MATERIAL SUPPLIED Block Start
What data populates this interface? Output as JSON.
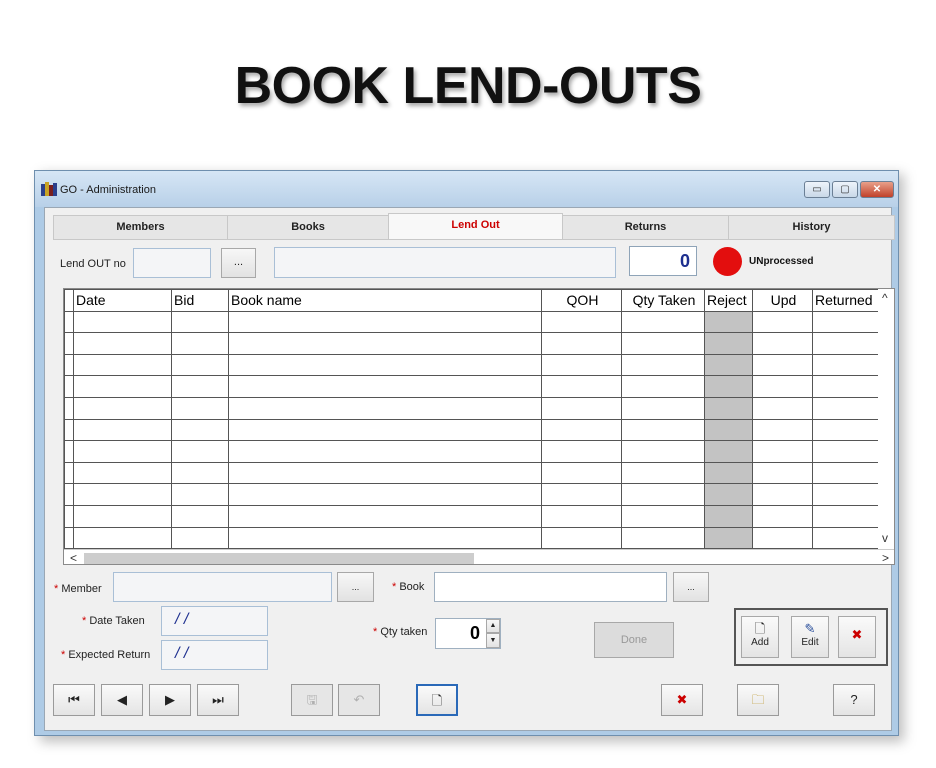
{
  "slide": {
    "title": "BOOK LEND-OUTS"
  },
  "window": {
    "title": "GO - Administration",
    "minimize": "▭",
    "maximize": "▢",
    "close": "✕"
  },
  "tabs": [
    {
      "label": "Members"
    },
    {
      "label": "Books"
    },
    {
      "label": "Lend Out"
    },
    {
      "label": "Returns"
    },
    {
      "label": "History"
    }
  ],
  "lendout": {
    "no_label": "Lend OUT no",
    "no_value": "",
    "browse_label": "...",
    "description": "",
    "count": "0",
    "status_text": "UNprocessed",
    "status_color": "#e30e0e"
  },
  "grid": {
    "columns": [
      "Date",
      "Bid",
      "Book name",
      "QOH",
      "Qty Taken",
      "Reject",
      "Upd",
      "Returned"
    ],
    "row_count": 11,
    "scroll_up": "^",
    "scroll_down": "v",
    "scroll_left": "<",
    "scroll_right": ">"
  },
  "form": {
    "required_mark": "*",
    "member_label": "Member",
    "member_value": "",
    "member_browse": "...",
    "book_label": "Book",
    "book_value": "",
    "book_browse": "...",
    "date_taken_label": "Date Taken",
    "date_taken_value": "/ /",
    "expected_return_label": "Expected Return",
    "expected_return_value": "/ /",
    "qty_label": "Qty taken",
    "qty_value": "0",
    "done_label": "Done"
  },
  "actions": {
    "add": "Add",
    "edit": "Edit"
  },
  "icons": {
    "first": "first-record-icon",
    "prev": "previous-record-icon",
    "next": "next-record-icon",
    "last": "last-record-icon",
    "save": "save-icon",
    "undo": "undo-icon",
    "new": "new-document-icon",
    "delete": "delete-icon",
    "folder": "open-folder-icon",
    "help": "help-icon"
  }
}
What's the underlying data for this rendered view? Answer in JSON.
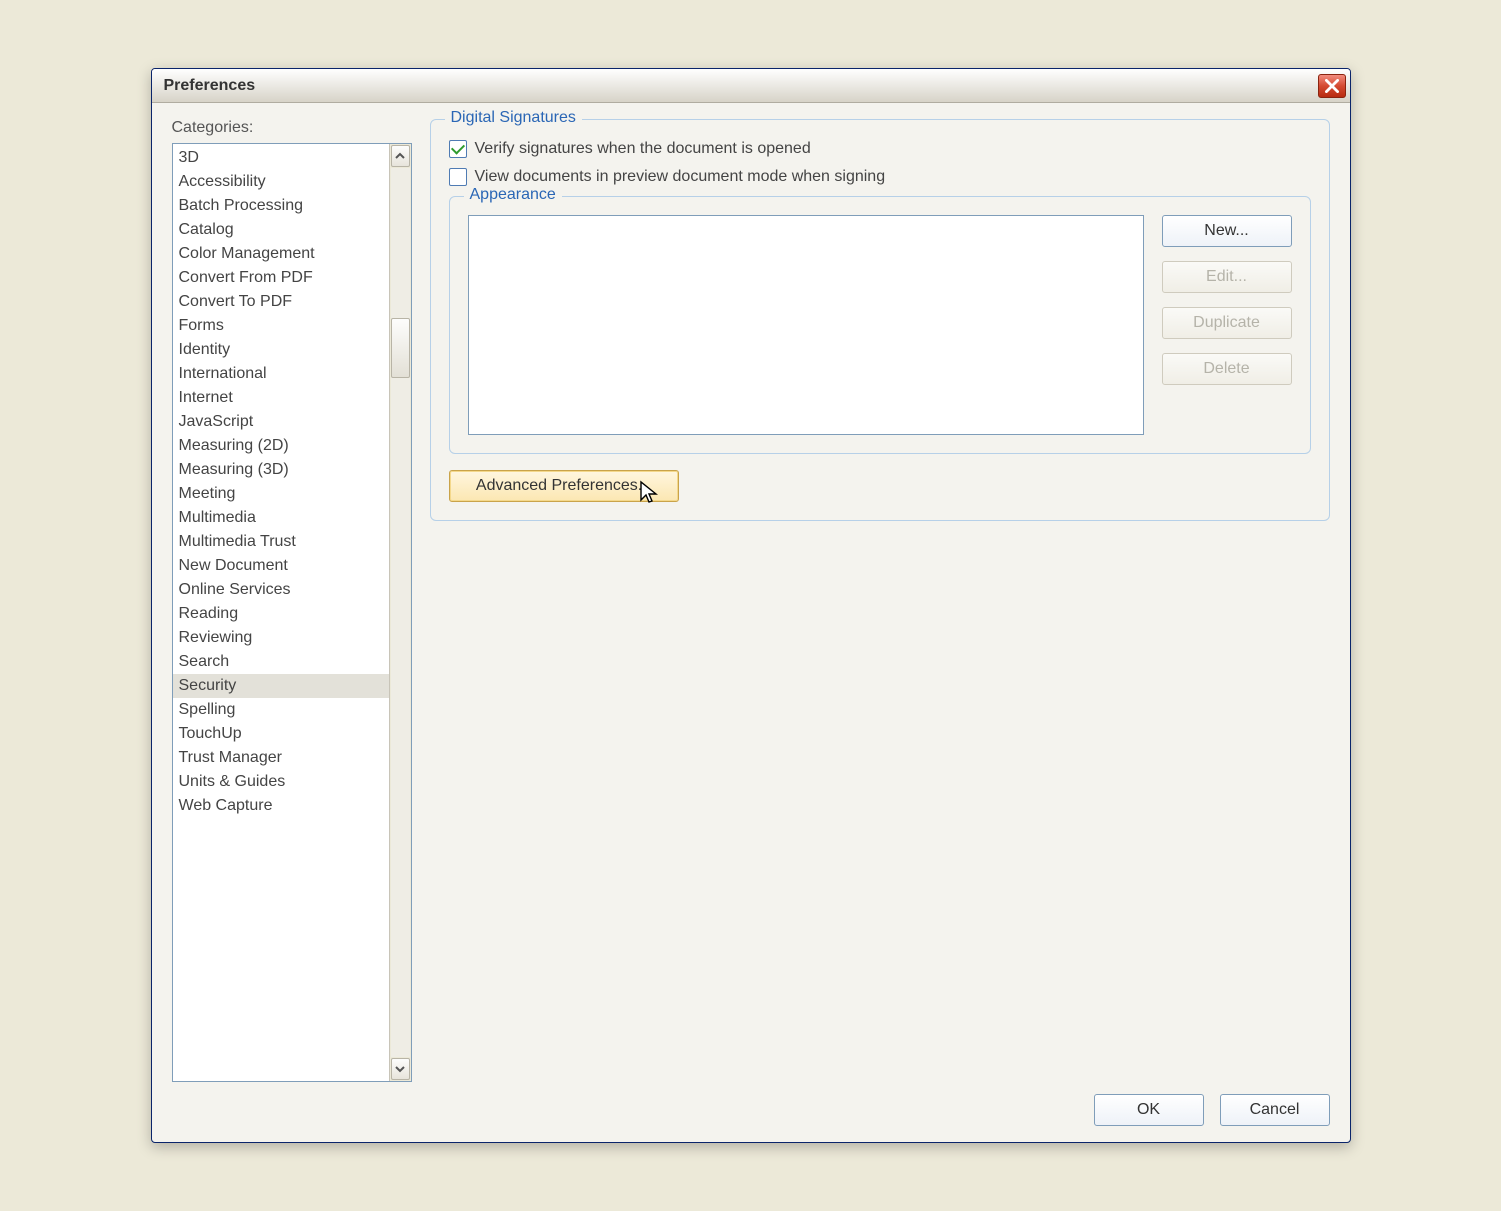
{
  "window": {
    "title": "Preferences"
  },
  "sidebar": {
    "label": "Categories:",
    "selected": "Security",
    "items": [
      "3D",
      "Accessibility",
      "Batch Processing",
      "Catalog",
      "Color Management",
      "Convert From PDF",
      "Convert To PDF",
      "Forms",
      "Identity",
      "International",
      "Internet",
      "JavaScript",
      "Measuring (2D)",
      "Measuring (3D)",
      "Meeting",
      "Multimedia",
      "Multimedia Trust",
      "New Document",
      "Online Services",
      "Reading",
      "Reviewing",
      "Search",
      "Security",
      "Spelling",
      "TouchUp",
      "Trust Manager",
      "Units & Guides",
      "Web Capture"
    ]
  },
  "group": {
    "digital_signatures": "Digital Signatures",
    "verify_label": "Verify signatures when the document is opened",
    "verify_checked": true,
    "preview_label": "View documents in preview document mode when signing",
    "preview_checked": false,
    "appearance_title": "Appearance",
    "buttons": {
      "new": "New...",
      "edit": "Edit...",
      "duplicate": "Duplicate",
      "delete": "Delete"
    },
    "advanced": "Advanced Preferences..."
  },
  "footer": {
    "ok": "OK",
    "cancel": "Cancel"
  }
}
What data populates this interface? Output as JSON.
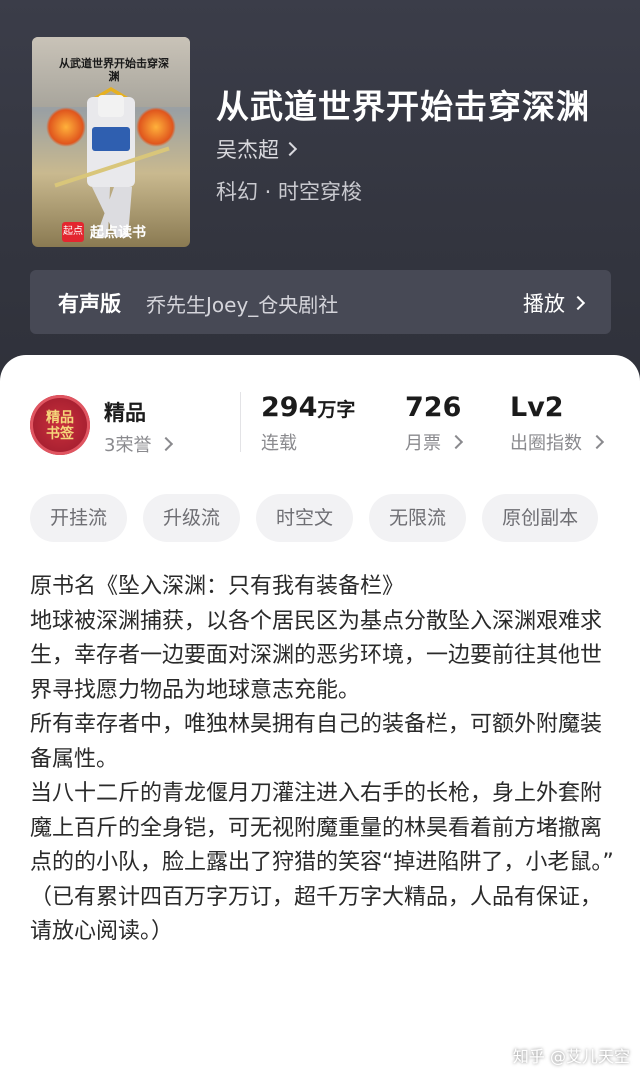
{
  "book": {
    "cover_title": "从武道世界开始击穿深渊",
    "cover_brand": "起点读书",
    "cover_logo": "起点",
    "title": "从武道世界开始击穿深渊",
    "author": "吴杰超",
    "genre": "科幻 · 时空穿梭"
  },
  "audio": {
    "label": "有声版",
    "narrator": "乔先生Joey_仓央剧社",
    "play_label": "播放"
  },
  "stats": {
    "medal_text_line1": "精品",
    "medal_text_line2": "书签",
    "quality_label": "精品",
    "honor_label": "3荣誉",
    "word_count": "294",
    "word_unit": "万字",
    "status": "连载",
    "monthly_votes": "726",
    "monthly_votes_label": "月票",
    "level": "Lv2",
    "level_label": "出圈指数"
  },
  "tags": [
    "开挂流",
    "升级流",
    "时空文",
    "无限流",
    "原创副本"
  ],
  "description": [
    "原书名《坠入深渊：只有我有装备栏》",
    "地球被深渊捕获，以各个居民区为基点分散坠入深渊艰难求生，幸存者一边要面对深渊的恶劣环境，一边要前往其他世界寻找愿力物品为地球意志充能。",
    "所有幸存者中，唯独林昊拥有自己的装备栏，可额外附魔装备属性。",
    "当八十二斤的青龙偃月刀灌注进入右手的长枪，身上外套附魔上百斤的全身铠，可无视附魔重量的林昊看着前方堵撤离点的的小队，脸上露出了狩猎的笑容“掉进陷阱了，小老鼠。”",
    "（已有累计四百万字万订，超千万字大精品，人品有保证，请放心阅读。）"
  ],
  "watermark": "知乎 @艾儿天空",
  "colors": {
    "hero_bg": "#373944",
    "audio_bar": "#474955",
    "medal": "#a61f30",
    "tag_bg": "#f2f2f4"
  }
}
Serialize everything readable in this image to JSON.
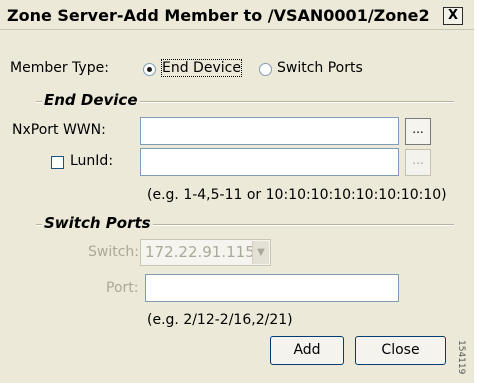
{
  "window": {
    "title": "Zone Server-Add Member to /VSAN0001/Zone2",
    "close_label": "X"
  },
  "member_type": {
    "label": "Member Type:",
    "options": [
      {
        "label": "End Device",
        "selected": true
      },
      {
        "label": "Switch Ports",
        "selected": false
      }
    ]
  },
  "end_device": {
    "group_title": "End Device",
    "nxport_wwn_label": "NxPort WWN:",
    "nxport_wwn_value": "",
    "browse_label": "...",
    "lunid_label": "LunId:",
    "lunid_checked": false,
    "lunid_value": "",
    "lunid_browse_label": "...",
    "hint": "(e.g. 1-4,5-11 or 10:10:10:10:10:10:10:10)"
  },
  "switch_ports": {
    "group_title": "Switch Ports",
    "switch_label": "Switch:",
    "switch_value": "172.22.91.115",
    "port_label": "Port:",
    "port_value": "",
    "hint": "(e.g. 2/12-2/16,2/21)"
  },
  "actions": {
    "add_label": "Add",
    "close_label": "Close"
  },
  "figure_id": "154119",
  "colors": {
    "dialog_background": "#ece9d8",
    "input_border": "#7f9db9",
    "disabled_text": "#aca899",
    "button_border": "#003c74"
  }
}
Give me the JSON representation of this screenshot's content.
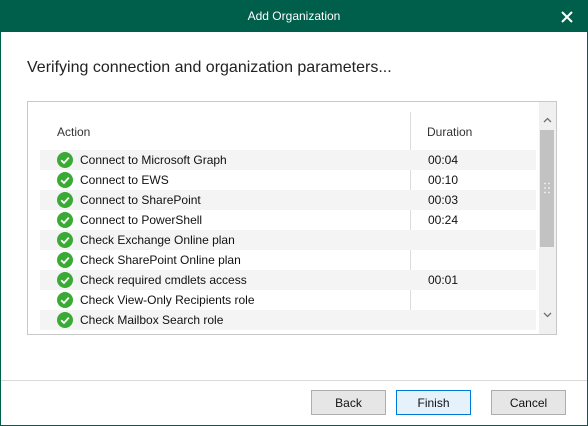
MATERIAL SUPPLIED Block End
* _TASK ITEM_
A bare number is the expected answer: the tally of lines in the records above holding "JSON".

* _WRITTEN ANSWER_
5